Sharing our most popular subscription website publishing posts — feel free to chime in!
The subscription website publishing posts below get into subscription website best practices in design and monetization. They also dive into the many different archetypes that we’ve identified.
If you have any other favorites, or suggestions for posts we should write about, please let us know in the comments!
Soon to be updated once again (we do this at least one per year), this post explains nine discreet models for subscription websites. These include six premium (paid) models and three affinity (free) models. In many cases, two archetypes are needed for success: a portal or blog to drive traffic, and a premium subscription website to use as a primary monetization factor.
In this model members (subscribers) register and pay to access information that is organized by topic or to research information and find answers to a question.
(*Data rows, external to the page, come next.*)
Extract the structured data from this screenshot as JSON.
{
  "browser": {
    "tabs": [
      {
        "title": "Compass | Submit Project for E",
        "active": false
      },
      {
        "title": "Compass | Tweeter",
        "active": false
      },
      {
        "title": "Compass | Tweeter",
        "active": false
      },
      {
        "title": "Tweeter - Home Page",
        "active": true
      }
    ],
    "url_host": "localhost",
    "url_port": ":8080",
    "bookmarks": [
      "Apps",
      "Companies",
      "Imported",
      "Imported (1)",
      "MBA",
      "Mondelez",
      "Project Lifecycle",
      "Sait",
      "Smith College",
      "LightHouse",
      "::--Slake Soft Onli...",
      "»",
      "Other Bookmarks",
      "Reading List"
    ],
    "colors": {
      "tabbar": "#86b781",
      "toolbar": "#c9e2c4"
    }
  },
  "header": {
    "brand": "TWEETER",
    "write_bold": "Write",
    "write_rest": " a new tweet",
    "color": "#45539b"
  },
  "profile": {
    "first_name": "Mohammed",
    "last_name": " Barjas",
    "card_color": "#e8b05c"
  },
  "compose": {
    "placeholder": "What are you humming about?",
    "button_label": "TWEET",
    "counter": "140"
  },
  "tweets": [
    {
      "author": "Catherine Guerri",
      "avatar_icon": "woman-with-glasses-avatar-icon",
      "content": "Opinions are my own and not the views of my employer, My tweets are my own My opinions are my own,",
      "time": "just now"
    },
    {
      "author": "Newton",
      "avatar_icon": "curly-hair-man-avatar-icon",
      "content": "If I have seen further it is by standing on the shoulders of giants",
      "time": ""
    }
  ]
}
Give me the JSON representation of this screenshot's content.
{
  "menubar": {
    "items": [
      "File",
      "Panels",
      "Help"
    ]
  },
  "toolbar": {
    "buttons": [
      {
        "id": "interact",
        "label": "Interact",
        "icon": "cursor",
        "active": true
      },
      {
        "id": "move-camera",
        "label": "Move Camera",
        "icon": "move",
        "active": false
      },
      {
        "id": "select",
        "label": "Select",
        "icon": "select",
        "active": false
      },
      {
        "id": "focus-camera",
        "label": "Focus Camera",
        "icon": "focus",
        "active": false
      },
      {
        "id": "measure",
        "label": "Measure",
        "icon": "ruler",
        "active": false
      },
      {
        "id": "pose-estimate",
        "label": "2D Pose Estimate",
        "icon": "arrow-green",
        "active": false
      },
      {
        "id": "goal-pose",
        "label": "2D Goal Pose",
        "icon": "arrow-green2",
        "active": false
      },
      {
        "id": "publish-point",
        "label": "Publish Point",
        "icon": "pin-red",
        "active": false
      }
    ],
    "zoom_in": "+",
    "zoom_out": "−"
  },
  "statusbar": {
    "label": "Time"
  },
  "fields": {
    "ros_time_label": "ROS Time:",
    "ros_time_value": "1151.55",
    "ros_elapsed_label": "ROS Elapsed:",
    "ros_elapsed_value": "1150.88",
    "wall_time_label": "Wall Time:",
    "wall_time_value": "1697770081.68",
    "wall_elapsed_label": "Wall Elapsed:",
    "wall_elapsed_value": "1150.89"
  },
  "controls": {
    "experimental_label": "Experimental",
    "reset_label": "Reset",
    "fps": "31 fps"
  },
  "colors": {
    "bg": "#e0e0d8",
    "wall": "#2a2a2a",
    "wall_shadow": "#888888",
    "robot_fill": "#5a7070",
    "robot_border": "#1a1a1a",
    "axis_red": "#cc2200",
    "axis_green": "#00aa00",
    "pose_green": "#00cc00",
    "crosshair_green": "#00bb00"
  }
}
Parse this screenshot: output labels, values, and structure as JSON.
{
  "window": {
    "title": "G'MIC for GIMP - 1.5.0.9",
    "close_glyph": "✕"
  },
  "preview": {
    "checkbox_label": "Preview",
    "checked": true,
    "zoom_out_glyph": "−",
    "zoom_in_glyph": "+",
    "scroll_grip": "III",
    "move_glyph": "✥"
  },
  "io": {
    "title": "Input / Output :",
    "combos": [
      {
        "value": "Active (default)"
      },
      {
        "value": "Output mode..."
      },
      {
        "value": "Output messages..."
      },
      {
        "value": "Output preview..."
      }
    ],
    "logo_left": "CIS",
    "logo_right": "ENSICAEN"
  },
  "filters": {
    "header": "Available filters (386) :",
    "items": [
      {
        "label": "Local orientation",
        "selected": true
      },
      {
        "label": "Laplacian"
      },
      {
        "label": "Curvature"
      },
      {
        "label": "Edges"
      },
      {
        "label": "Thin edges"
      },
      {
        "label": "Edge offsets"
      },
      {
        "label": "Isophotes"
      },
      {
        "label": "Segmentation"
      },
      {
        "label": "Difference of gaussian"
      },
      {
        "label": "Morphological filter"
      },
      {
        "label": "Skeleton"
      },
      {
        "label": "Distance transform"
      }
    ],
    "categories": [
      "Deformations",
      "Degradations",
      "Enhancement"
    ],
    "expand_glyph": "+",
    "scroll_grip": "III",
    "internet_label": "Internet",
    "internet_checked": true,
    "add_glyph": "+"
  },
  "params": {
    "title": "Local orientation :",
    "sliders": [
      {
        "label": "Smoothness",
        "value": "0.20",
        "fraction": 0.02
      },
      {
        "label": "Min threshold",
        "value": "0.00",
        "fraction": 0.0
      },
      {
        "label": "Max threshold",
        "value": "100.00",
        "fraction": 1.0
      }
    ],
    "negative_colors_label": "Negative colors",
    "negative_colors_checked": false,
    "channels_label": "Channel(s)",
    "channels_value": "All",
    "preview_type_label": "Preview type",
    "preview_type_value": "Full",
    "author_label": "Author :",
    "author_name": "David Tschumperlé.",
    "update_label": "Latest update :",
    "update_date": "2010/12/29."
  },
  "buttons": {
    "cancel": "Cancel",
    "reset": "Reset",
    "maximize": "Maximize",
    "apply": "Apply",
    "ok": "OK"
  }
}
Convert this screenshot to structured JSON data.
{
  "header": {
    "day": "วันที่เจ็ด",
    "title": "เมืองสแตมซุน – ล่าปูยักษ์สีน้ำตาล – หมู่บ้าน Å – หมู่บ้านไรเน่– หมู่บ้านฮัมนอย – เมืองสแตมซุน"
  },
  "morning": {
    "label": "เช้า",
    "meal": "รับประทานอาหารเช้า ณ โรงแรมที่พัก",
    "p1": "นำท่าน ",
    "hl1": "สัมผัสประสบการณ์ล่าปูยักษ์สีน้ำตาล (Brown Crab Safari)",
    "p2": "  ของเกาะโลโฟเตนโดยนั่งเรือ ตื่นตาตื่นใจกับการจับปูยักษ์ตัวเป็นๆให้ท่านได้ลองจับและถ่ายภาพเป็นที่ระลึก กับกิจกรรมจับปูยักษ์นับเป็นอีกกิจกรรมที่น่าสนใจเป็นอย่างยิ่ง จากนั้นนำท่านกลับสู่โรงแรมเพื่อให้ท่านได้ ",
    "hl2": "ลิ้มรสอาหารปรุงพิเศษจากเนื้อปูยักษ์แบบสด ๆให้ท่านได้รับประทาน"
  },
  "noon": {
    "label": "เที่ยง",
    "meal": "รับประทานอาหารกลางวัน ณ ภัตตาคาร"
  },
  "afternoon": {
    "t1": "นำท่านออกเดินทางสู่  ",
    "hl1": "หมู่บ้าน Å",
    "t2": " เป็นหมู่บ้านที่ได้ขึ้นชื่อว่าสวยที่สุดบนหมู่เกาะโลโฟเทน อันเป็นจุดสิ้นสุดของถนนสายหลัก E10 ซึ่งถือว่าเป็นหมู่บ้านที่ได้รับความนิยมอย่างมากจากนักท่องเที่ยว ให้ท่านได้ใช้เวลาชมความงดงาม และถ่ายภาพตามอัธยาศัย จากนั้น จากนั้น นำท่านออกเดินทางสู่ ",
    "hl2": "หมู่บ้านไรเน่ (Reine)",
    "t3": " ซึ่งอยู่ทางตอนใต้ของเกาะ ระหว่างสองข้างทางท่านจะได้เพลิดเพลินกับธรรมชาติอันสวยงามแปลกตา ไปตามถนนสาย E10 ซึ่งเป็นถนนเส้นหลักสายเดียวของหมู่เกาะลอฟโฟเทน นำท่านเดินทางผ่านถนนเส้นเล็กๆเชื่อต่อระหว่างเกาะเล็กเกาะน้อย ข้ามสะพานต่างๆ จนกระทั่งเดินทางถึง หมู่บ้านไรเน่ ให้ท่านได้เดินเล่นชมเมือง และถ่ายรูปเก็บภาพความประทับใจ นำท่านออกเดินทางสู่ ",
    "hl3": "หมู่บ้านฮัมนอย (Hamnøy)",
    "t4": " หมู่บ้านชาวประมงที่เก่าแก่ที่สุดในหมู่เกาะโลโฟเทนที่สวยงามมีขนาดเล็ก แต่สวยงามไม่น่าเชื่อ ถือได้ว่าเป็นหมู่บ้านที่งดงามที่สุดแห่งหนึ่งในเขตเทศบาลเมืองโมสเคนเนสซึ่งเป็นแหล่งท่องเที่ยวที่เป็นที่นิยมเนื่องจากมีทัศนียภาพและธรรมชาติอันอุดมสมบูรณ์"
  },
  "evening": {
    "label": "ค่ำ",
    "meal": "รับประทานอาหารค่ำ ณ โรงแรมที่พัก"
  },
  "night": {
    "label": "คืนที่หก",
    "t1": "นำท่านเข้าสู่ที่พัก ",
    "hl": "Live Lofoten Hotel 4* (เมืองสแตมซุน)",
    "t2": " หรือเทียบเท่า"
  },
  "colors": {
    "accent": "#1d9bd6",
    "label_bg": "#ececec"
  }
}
Some membership subscription websites require payment by the donor; others require payment by the member.
An Urchin Traffic Monitor (UTM) code is the way that businesses track sales from their origination point (like a tweet, email or a brochure) down the funnel to their conversion page. Every audience development campaign is packed with UTM codes to see which campaigns perform best. In Google Analytics, these codes can be tracked under the general “Traffic Sources” area just like any other source.
Users of membership websites are looking for other people: Some are looking for dates, such as at Match.com, and others are looking for employers, as at The Ladders. Membership sites are about connecting people to people in a value transaction, and they work best when there are repeated transactions.
The goal of a membership website is to acquire and retain members. After all, membership websites generate the majority of their revenues from user access fees. The business model is similar to a print newsletter or magazine that accepts little or no advertising, relying primarily on user support.
Newsletters have long been a staple of the periodical publishing industry, focusing on a specific, narrow topic in a shorter, less graphic format than magazines, usually black and white text only and shorter than 20 pages. The newsletter subscription model is one of the more profitable models on the Internet by using certain characteristics that help to promote the newsletter to increase circulation and profits.
A magazine subscription website archetype is set up to build subscriptions for a related print or digital magazine and to provide access to issues of the magazine. A magazine website is only a magazine website if the user can view or download an issue of a magazine—one that is linear and periodic, has pages and a regular frequency, and can be viewed in HTML, downloaded as a PDF or downloaded to a mobile device. The MIU of the magazine subscription website is an article.
A portal subscription website aggregates content from outside sources. Portals are intended to build and feed an audience; they are specifically designed for SEO, email marketing, list building, and lead generation.
We’ve come up with eight subscription website homepage ideas which can help you offer a better customer experience. These subscription website homepage ideas are needed elements to website homepage design, especially if you want to increase time on site and pages per visit.
If you’re running a website on WordPress, you probably know that it’s not meant to be run as a membership website. However, being as flexible as WordPress is, you’ll find many publishers who have turned it into a full-fledged membership or subscription site with these plugins.
Now it’s your turn! If you have any favorite subscription website publishing articles on the Mequoda blog, please let us know in the comments!